We know that city dwellers have a smaller carbon footprint that suburbanites. But now we have a real case study with carbon measurements to document the phenomenon.
14 scientists at the National Center for Atmospheric Research, the University of Utah and several other universities set up a network of carbon dioxide sensors across Salt Lake City and its suburbs. The Washington Post reported on the results:
As suburbs have expanded southwest of Salt Lake City over the last 10 years, carbon dioxide emissions have spiked…
It’s the latest indication that suburban expansion takes an environmental toll, with people driving greater distances and building larger homes that use more energy for heating and cooling.
Similar population growth in the center of Salt Lake City didn’t take the same toll, according to the research. Carbon dioxide emissions in the city center were already higher than in nonurban places. But as the population there grew by 10,000 people, the emissions didn’t increase further.

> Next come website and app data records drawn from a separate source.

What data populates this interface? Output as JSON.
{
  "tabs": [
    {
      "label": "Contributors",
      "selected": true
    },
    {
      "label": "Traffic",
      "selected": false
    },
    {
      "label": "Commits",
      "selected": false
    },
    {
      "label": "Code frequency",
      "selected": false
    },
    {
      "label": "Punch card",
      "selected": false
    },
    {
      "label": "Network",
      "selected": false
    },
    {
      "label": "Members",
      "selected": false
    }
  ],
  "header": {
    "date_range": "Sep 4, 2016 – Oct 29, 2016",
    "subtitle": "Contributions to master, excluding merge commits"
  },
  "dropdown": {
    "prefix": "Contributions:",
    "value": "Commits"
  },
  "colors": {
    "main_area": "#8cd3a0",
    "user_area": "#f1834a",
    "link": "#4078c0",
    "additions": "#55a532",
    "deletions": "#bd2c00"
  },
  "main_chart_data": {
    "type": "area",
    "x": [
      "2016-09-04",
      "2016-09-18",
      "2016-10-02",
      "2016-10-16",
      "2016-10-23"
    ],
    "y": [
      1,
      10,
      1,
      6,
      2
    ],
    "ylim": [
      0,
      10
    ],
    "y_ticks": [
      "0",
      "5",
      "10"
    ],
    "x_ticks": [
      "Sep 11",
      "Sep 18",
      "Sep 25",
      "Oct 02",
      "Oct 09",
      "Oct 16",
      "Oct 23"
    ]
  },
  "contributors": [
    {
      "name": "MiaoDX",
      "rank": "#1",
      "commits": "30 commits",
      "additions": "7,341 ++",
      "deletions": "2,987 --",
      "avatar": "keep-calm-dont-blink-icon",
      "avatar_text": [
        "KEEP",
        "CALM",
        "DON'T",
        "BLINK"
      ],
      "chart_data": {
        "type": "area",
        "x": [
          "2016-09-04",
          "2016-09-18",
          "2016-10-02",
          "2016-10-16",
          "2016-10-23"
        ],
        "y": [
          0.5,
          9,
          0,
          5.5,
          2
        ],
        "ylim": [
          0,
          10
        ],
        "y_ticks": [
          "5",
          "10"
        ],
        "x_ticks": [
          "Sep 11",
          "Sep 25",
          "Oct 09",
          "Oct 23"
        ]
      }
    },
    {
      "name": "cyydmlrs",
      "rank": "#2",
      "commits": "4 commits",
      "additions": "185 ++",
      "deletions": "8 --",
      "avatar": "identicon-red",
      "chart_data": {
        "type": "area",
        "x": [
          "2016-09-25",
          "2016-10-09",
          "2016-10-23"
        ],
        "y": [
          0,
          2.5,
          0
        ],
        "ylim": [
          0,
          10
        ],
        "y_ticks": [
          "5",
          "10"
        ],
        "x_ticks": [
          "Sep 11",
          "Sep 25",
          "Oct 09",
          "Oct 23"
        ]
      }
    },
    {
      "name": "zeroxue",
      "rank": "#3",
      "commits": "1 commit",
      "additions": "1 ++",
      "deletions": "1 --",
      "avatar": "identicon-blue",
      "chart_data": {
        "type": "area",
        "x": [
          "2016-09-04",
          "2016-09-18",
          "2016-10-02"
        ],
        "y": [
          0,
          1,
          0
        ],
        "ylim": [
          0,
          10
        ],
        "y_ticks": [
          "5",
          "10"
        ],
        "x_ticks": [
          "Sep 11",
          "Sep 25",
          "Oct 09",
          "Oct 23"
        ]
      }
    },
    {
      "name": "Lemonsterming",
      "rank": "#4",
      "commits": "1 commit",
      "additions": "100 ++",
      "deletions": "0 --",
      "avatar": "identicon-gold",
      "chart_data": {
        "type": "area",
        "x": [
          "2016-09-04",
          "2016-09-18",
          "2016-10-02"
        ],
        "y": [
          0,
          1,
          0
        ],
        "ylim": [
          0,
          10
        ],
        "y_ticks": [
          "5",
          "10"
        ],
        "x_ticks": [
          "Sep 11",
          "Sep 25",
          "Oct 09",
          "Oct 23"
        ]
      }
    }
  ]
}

It’s yet more evidence that encouraging urban growth is one of the most important steps we can take to reduce greenhouse gas emissions. And it’s also a reason why supposedly “environmental” organizations like Sierra Club California that oppose pro-infill measures like SB 827 are actually damaging the environment by doing so.